According to the organisers and exhibitors of the Consumer Electronics Show in Lost Wages, Nevada, Microsoft is the past and – it would seem – that Google is very definitely the future. KitGuru battles insomnia/Jet Lag to check the facts.
We all think of the world as windows-based, multi-tasking, interwibble enabled and relatively easy for kiddies and fogies to use. But it wasn’t always that way. The first Disk Based Operating System (DOS) was basic, text based, monochrome, and the only advanced connections it understood were the keyboard and printer. Microsoft borrowed ideas from Xerox/Apple – and so Windows was born. In ‘Living Planet’ terms, this was the time when the first creatures would have crawled from the oceans and began to motor across the ground.
Well, at this year’s CES, the folks that claim to know say that the ‘meteor has struck, and no creature with an operating system cost of more than £25 will survive’.
Jason Oxman, senior vice president of Industry Affairs at the Consumer Electronics Association, says that the choice of keynote speaker for CES is based on the strongest themes present at the event. We know already that Microsoft will not be invited back to speak with the crowds next year, which is a big bucket of iced water on Windows 8.
Google’s Android operating system had been as sh*t as early versions of Windows. It had caused companies like Samsung to spend millions and millions of dollars to try and make it work. It’s only recently managed to integrate Flash (a powerful Apple differentiator) and the standards have been as varied as World Heavyweight Championship belts.
But, 2012 is likely to be Google’s 1995. The launch of Windows 95 was a turning point for Microsoft’s Windows operating system (although it took 7 more years and Windows XP to really become crowned as the people’s champion of the desktop). Overall, Android has been going for just under 5 years, but its impact has been significant. In terms of versions, we have just nudged past version 4 (Ice Cream Sandwich – which combines the biscuity goodness of Gingerbread and a true love of the modern-day smartphone interface.
At the time of writing, this Android stuff is being used by around 130 million people – and more than 10 billion apps had been downloaded from the Android App Store. So how popular is it now? Well the ‘Opinions for Hire’ specialists at Gartner say that more than half the smartphones shipping in 2012 will have some form of Android installed. The guy who runs Android/mobile for Google, Andy Rubin, reckons that almost three quarters of a million Android installations are being activated every day (although it’s not clear how many of those will be ‘multiple installs on the same device’, either as upgrades or because the previous version failed to work.
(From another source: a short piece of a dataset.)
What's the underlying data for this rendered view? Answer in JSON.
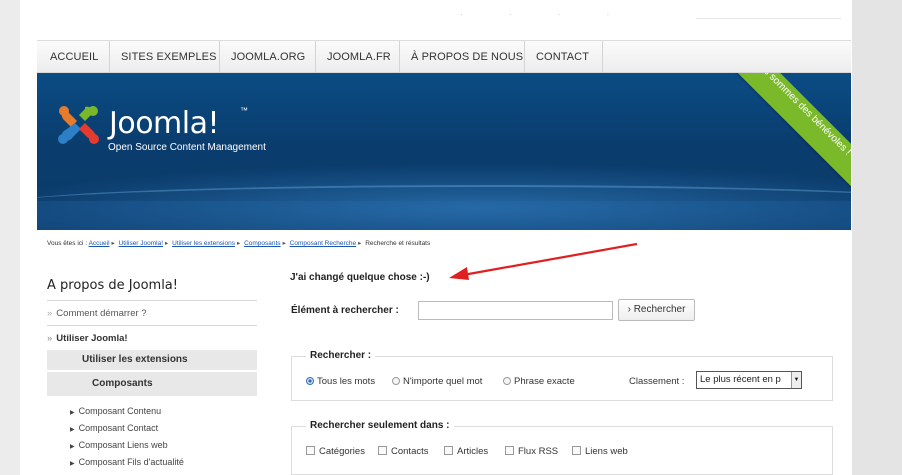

KitGuru says: So it seems that Microsoft is heading the way of Compaq, Novell and 3Dfx – to become a footnote in the history of computing. While the brand is certain to continue for sometime, its new acquisitions like Skype (and, rumour has it, Blackberry) are much more likely to be ‘all-pervasive’ than a complete operating system that demands almost 100 of your hard earned pounds.
Comment below or in the KitGuru forums.